Nothing will change—I get it. However, that does not mean we should stop rallying against the opulent style of athletic departments that drain the financial well dry, leaving the rest of us cutting budgets and praying there will be funding next year. 

Monday, January 2, 2012

RA Training: There Goes My Resolution (And Diet)

Happy New Year! It’s the time of the year when everyone resolves to eat better, visit the gym more often, and kick an unhealthy habit. However, a good percentage of us fall off the organic granola bandwagon and resort to our old ways. What frustrates me is that right around the time when people are struggling to stick to a healthy lifestyle, RA training begins, which means pizza, taco nights, and soda (lots of it!).

This will be my third year on the RA Training Committee, and like last year, my pleas for alternatives to the grease, chemicals, and high-fructose corn syrup have fallen onto deaf (and overweight) ears. I am not demanding that all RAs and professional staff adhere to a draconian diet; all I am asking is that we consider purchasing better food or at least increase the budget for our staffs to afford dinners other than pizza and Pepsi. Yet, like last year, I have been told due to financial strains on the department, we will be sticking with the usual vendors for training.

What baffles my mind is how a mostly overweight department can justify continuing to feed their staff food that is processed and fatty. Plus, they rarely support those who take their nutrition into their own hands. While not everyone is satisfied with the quality of meals, and some professional staff members choose to bring their own lunch, they are usually ostracized and ridiculed behind their backs. Why all the animosity? It is my thought that those who deride their peers are jealous that they are unable to embrace a healthy lifestyle themselves. Or, they unfairly feel they are being judged by the “thin people”. Whatever their reason, it sickens me when I hear the nasty taunts against those who packed a lunch of their liking, rather than succumb to crappy food.

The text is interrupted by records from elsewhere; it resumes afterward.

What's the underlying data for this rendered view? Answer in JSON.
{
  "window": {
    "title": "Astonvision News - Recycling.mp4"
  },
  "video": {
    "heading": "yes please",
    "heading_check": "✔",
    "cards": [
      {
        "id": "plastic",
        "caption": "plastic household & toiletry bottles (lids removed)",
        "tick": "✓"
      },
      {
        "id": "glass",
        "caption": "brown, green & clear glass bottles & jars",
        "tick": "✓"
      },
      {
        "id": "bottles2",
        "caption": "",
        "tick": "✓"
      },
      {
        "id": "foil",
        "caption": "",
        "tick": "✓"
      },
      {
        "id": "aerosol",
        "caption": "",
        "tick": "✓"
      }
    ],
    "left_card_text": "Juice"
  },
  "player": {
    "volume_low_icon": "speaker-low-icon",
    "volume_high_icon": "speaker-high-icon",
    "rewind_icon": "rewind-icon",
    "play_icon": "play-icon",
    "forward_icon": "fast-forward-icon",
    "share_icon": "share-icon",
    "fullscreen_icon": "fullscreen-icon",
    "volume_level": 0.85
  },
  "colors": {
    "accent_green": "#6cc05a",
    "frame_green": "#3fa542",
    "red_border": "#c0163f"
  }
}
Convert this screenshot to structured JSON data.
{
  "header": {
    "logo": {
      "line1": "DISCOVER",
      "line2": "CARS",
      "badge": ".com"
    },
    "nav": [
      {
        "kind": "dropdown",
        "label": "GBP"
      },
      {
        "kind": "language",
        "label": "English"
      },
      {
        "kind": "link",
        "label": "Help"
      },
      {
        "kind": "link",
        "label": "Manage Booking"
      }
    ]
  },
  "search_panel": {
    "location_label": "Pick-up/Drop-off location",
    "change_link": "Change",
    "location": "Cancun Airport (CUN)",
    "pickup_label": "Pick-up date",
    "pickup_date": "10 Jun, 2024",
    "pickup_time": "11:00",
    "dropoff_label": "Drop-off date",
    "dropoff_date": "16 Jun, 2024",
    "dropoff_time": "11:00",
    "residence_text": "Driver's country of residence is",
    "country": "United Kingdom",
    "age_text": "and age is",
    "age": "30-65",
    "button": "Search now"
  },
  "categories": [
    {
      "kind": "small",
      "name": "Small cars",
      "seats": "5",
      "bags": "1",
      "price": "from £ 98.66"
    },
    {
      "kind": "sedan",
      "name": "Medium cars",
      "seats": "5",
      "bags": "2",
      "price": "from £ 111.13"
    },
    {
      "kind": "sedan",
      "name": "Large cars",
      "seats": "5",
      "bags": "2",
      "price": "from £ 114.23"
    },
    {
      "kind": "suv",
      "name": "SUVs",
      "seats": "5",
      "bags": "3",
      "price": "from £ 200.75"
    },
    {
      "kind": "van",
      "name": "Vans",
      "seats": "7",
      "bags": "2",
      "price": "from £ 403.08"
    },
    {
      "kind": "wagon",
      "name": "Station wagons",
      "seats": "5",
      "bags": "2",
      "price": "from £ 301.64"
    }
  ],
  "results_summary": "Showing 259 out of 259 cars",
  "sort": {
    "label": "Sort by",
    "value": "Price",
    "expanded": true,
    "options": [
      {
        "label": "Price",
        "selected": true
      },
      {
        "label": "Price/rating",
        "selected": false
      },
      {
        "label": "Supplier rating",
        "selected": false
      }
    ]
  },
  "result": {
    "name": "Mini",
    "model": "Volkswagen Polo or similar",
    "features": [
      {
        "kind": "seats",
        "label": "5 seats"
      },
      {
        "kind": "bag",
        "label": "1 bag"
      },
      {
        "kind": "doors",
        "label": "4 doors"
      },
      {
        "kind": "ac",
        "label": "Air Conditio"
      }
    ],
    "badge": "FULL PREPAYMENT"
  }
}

In my state, the obesity rate is almost 25% of the adult population. Although, not the highest in the nation, it is still alarmingly high and should signal the need for Residential Life departments to place a greater emphasis on healthier eating, especially during training when most staff members have no choice but to eat the pizza, wings, and fried foods. If we require everyone to build community through meals then we have a responsibility to make sure there are more vegetables, less grease, and better options than what we are currently offering. If we want to save our budget and build a strong staff, something needs to change, because what we are doing now is failing—big time!

I’m not preaching that we all need to be a size 4. What I am suggesting is that there is no harm in spending a little more money on higher quality food during training. If that means professional staff members do not receive their usual college swag or that we cancel the Yankee Swap party in December then so be it. I would happily forgo another free travel mug with the department’s logo imprinted on it for training to be a healthier experience. However, knowing our department, nothing will change since my boss really likes his free sweatshirt and his boss really likes to save money.